Yes yes, I know: I was supposed to be reading that Steampunk collection, but I got waylaid by the rather superb first collection of the best of the late Jim Baen's website. Bringing together the finest of the fiction posted on that most auspicious site, it is making me wish I'd checked the place out long ago. With a marvellous mix of pure SF, fantasy and lots of stories that flit between the two, it provides a strong overview of the modern SF scene. I'm still reading it, and a full review will follow once I'm finished. Just wanted to pass the title along as it is really worth your time.


In other news: Taking a brief break on the new novel to get a bit of distance from the material in order to look at it with fresh eyes soon. In the meantime I have a stack of other new material to write, including the title novella from my forthcoming collection, TO BANISH THE DARK. The outline and research have been fun. This one's going to be epic. Expect spaceships and explosions, as well as a very surprising guest...

Thursday, 4 December 2008

Steampunk – The genre comes of age?

That's a rather odd title really, as the Steampunk genre has been around pretty much since the era that it is so obsessed with. I have some lengthy train journeys ahead of me this weekend and thus picked up a couple of paperbacks, one of which is Extraordinary Machines, the 'definitive' Steampunk anthology (according to the cover). Now, I love the idea of the genre itself, but have never really read much, if any fiction that is labelled as such. I have friends that are huge fans of the whole concept, the whole shebang, right down to creating their own outfits and props, but that all seems a bit much for me personally. I do love the notion though, and the imagery is undeniably powerful.

But what is the draw of Steampunk for the modern audience? It can't be nostlgia, as the era that Steampunk encapsulates is much too distant for current readers. I'd put it down to a number of things, but one of the main things I think that gets people into the genre is the sense of adventure that it seems to create, a gung-ho sort of feel that isn't reliant on the latest gadgets at least not by our current standards). The genre has been bubbling away in its own little corner of SF, fantasy and horror since the seventies,SF old and new, who is only just taking a dip into the genre.

I'm curious. I'm curious about how the stories work within their era specific contexts.
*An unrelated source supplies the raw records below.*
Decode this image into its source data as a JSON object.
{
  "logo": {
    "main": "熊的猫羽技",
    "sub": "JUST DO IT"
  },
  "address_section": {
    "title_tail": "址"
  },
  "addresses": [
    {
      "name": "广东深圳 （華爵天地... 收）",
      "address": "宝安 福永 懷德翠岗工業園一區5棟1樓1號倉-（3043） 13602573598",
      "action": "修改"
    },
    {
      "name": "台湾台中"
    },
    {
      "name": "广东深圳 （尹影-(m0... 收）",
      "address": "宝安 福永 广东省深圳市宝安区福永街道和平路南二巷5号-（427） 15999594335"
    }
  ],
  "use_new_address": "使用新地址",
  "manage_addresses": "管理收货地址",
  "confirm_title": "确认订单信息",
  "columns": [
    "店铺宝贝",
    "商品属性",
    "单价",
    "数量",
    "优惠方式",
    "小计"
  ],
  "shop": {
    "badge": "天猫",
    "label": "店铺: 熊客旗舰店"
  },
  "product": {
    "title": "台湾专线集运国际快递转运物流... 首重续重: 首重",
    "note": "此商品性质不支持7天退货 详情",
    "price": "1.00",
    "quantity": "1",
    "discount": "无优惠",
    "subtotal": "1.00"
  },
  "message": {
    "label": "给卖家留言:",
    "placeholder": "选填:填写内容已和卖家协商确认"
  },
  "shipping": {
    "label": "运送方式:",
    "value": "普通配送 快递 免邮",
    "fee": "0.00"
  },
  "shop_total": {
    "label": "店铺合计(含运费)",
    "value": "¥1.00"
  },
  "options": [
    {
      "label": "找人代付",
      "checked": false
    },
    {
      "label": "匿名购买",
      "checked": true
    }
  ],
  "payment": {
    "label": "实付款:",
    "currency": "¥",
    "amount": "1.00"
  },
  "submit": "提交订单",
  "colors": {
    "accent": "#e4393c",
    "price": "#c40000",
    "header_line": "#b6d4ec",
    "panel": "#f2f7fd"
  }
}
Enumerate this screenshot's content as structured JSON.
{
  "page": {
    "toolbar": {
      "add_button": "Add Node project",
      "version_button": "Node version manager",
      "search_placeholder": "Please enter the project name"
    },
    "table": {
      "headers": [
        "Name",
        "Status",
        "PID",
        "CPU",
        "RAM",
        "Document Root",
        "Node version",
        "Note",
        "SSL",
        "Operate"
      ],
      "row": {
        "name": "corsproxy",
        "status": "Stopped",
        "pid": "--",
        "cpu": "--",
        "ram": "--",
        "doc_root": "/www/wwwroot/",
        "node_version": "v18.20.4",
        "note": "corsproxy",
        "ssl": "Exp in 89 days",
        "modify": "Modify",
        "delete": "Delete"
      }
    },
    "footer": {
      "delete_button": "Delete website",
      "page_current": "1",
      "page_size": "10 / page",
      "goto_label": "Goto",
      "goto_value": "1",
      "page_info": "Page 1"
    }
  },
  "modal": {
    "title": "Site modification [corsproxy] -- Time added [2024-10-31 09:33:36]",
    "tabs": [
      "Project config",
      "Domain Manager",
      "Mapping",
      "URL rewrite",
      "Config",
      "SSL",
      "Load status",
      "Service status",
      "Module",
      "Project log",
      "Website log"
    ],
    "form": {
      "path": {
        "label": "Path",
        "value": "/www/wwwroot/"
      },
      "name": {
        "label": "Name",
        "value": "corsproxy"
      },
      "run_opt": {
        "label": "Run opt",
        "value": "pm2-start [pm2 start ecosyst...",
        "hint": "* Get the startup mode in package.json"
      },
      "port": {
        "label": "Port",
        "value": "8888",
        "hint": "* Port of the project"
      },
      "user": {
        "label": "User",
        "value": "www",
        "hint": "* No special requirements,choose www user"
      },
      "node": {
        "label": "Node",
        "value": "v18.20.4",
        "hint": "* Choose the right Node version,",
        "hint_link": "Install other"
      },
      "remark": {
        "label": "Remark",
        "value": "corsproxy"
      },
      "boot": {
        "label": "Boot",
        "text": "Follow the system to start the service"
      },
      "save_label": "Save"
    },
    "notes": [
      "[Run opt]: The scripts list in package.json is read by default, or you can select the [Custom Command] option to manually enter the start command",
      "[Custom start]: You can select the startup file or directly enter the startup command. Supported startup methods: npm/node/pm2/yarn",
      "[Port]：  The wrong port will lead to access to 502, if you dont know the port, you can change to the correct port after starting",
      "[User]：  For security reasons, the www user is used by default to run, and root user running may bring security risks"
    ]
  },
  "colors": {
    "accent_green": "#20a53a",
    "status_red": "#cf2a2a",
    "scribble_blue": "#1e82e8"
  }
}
I'm curious as to what the characters will be like. You see, I'm picturing dashing adventurers and dastardly villains, with a healthy dose of airships, brass robots and cog-driven Doomsday machines. I'm hoping at least for escapism. That much, I think, is certain to be offered in these pages, but I'm more curious than excited. I want to see if the genre has some substance. It certainly has a readership, and it certainly has a growing fanbase all over the world, but is it actually any good?

Looking at the talent on offer in this anthology, there does seem to be a great deal of weight behind it (Robert Reed's name on a list of contents tends to always be a good sign). Really though, I am thrilled that the genre is around, as it reminds the contemporary audience of the origins of the speculative genres, not to mention pointing them in the direction of some of the books that tarted it all, and that can never be a bad thing. While the current crop of writers may never match the wonder of Verne, Wells and their peers, they can still inspire and thrill. I look forward to bringing you a full review soon, and more thoughts on a genre that seems like it shouldn't work, but does so well.

Incidentally, posts will now be much more frequent. My brain is starting to bulge with all the ideas and articles on SF, fantasy, New Media and more that I want to offer you. There will be some changes to this blog and my online presence soon, and the amount of content will grow and evolve. Here's to 2009, and all of our futures.

Andrew Hawnt, Dec 2008